◆ **Directions**:
Your reply should repeat all records verbatim and contain no images.

Items listed in a dataset:
*** Block opens ***

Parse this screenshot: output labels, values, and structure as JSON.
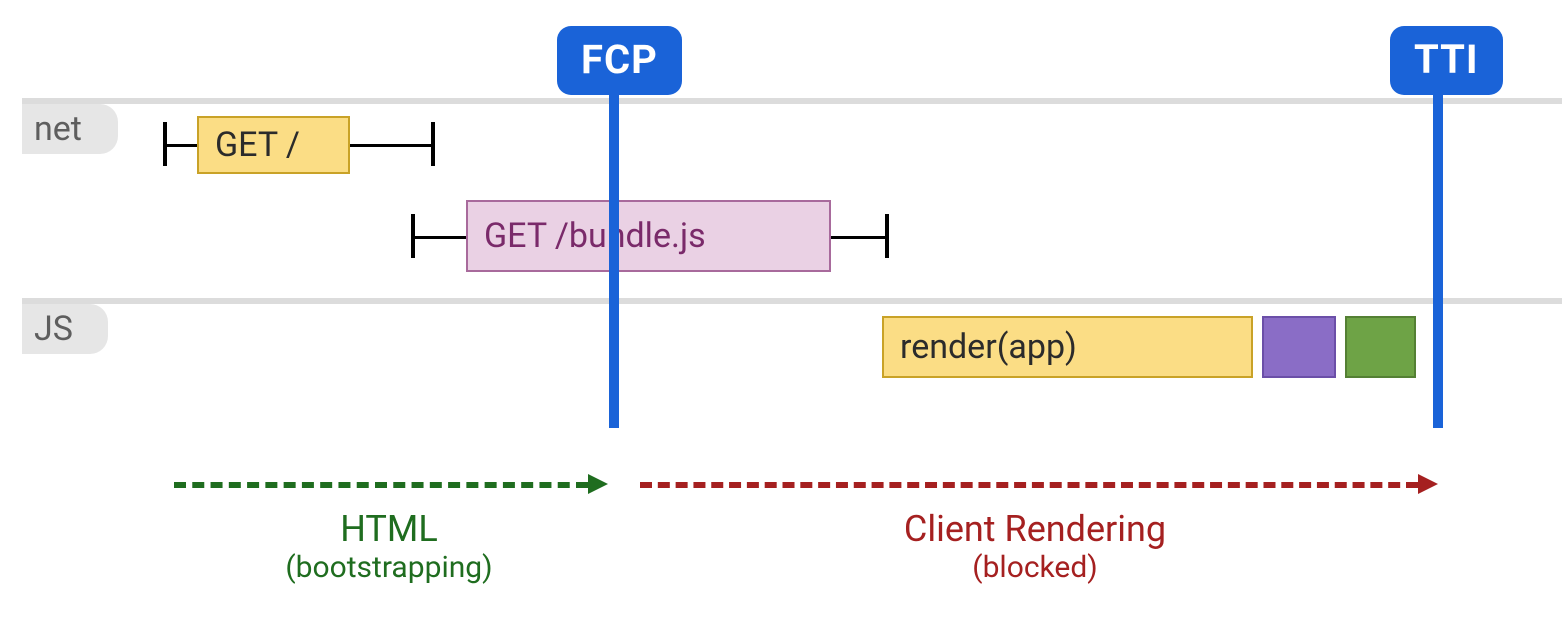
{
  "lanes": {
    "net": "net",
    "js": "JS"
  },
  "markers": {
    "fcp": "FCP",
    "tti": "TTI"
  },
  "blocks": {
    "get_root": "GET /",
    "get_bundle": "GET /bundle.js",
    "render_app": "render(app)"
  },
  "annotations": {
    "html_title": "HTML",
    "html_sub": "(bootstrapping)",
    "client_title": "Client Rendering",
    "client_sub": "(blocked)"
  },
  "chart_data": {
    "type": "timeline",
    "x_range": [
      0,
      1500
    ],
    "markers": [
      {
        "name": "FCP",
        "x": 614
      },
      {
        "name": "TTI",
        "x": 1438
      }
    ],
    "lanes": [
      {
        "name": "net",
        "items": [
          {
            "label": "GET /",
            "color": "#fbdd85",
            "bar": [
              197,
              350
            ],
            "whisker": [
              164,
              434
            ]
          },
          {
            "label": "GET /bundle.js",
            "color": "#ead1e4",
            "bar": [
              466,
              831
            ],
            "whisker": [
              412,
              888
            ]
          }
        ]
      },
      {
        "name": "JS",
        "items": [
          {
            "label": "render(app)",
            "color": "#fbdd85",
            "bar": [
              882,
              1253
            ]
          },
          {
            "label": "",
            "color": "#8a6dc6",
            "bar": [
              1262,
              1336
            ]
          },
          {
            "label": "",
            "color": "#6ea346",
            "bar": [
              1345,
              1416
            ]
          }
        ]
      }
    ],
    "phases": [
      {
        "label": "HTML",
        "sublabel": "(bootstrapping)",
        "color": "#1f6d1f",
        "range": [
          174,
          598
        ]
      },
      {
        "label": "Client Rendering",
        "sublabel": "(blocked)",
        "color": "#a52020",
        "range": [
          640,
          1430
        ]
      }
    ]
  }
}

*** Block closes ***

◆ **Expected answer**:
Parse this screenshot: output labels, values, and structure as JSON.
{
  "lanes": {
    "net": "net",
    "js": "JS"
  },
  "markers": {
    "fcp": "FCP",
    "tti": "TTI"
  },
  "blocks": {
    "get_root": "GET /",
    "get_bundle": "GET /bundle.js",
    "render_app": "render(app)"
  },
  "annotations": {
    "html_title": "HTML",
    "html_sub": "(bootstrapping)",
    "client_title": "Client Rendering",
    "client_sub": "(blocked)"
  },
  "chart_data": {
    "type": "timeline",
    "x_range": [
      0,
      1500
    ],
    "markers": [
      {
        "name": "FCP",
        "x": 614
      },
      {
        "name": "TTI",
        "x": 1438
      }
    ],
    "lanes": [
      {
        "name": "net",
        "items": [
          {
            "label": "GET /",
            "color": "#fbdd85",
            "bar": [
              197,
              350
            ],
            "whisker": [
              164,
              434
            ]
          },
          {
            "label": "GET /bundle.js",
            "color": "#ead1e4",
            "bar": [
              466,
              831
            ],
            "whisker": [
              412,
              888
            ]
          }
        ]
      },
      {
        "name": "JS",
        "items": [
          {
            "label": "render(app)",
            "color": "#fbdd85",
            "bar": [
              882,
              1253
            ]
          },
          {
            "label": "",
            "color": "#8a6dc6",
            "bar": [
              1262,
              1336
            ]
          },
          {
            "label": "",
            "color": "#6ea346",
            "bar": [
              1345,
              1416
            ]
          }
        ]
      }
    ],
    "phases": [
      {
        "label": "HTML",
        "sublabel": "(bootstrapping)",
        "color": "#1f6d1f",
        "range": [
          174,
          598
        ]
      },
      {
        "label": "Client Rendering",
        "sublabel": "(blocked)",
        "color": "#a52020",
        "range": [
          640,
          1430
        ]
      }
    ]
  }
}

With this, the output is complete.